**Web page and app entries**
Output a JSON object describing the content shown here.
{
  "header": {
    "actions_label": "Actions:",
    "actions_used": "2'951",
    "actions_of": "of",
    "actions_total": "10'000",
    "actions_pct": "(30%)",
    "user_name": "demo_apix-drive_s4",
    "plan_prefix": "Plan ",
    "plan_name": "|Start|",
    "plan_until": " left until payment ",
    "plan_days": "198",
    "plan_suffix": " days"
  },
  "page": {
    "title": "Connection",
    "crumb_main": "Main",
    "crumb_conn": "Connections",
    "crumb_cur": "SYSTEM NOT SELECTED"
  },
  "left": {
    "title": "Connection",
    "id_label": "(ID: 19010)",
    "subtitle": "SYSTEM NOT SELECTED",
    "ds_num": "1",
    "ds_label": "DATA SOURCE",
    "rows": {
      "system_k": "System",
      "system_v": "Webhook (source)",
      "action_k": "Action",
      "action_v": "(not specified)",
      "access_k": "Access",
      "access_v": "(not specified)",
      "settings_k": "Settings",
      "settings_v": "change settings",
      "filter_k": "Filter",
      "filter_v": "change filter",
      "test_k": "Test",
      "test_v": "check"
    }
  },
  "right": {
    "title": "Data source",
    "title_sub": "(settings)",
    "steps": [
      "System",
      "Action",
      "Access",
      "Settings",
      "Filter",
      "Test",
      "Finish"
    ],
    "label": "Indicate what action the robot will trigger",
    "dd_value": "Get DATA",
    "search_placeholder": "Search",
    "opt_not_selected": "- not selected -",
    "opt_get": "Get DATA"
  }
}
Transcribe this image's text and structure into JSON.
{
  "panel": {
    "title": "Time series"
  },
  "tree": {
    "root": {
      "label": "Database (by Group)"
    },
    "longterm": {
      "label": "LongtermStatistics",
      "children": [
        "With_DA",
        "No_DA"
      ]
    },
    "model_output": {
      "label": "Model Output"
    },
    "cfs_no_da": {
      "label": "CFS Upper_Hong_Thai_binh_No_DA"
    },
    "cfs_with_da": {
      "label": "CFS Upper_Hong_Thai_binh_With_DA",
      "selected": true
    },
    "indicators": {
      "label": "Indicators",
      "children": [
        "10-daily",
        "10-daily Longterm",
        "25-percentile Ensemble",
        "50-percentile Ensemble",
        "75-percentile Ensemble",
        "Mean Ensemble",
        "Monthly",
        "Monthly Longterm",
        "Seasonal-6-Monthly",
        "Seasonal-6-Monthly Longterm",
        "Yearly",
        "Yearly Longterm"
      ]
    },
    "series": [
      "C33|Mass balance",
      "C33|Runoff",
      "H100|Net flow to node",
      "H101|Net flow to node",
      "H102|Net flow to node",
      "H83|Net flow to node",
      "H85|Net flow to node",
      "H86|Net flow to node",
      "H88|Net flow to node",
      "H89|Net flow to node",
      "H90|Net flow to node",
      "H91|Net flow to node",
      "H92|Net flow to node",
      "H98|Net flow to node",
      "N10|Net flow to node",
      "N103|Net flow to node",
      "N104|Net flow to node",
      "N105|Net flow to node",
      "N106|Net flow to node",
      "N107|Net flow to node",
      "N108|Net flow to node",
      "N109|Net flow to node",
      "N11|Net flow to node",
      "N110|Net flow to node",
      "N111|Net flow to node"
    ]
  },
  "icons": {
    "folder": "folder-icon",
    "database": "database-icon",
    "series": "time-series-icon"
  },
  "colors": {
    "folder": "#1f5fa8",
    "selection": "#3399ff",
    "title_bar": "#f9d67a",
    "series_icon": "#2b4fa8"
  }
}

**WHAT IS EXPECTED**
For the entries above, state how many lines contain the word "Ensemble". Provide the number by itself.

**SOLUTION**
4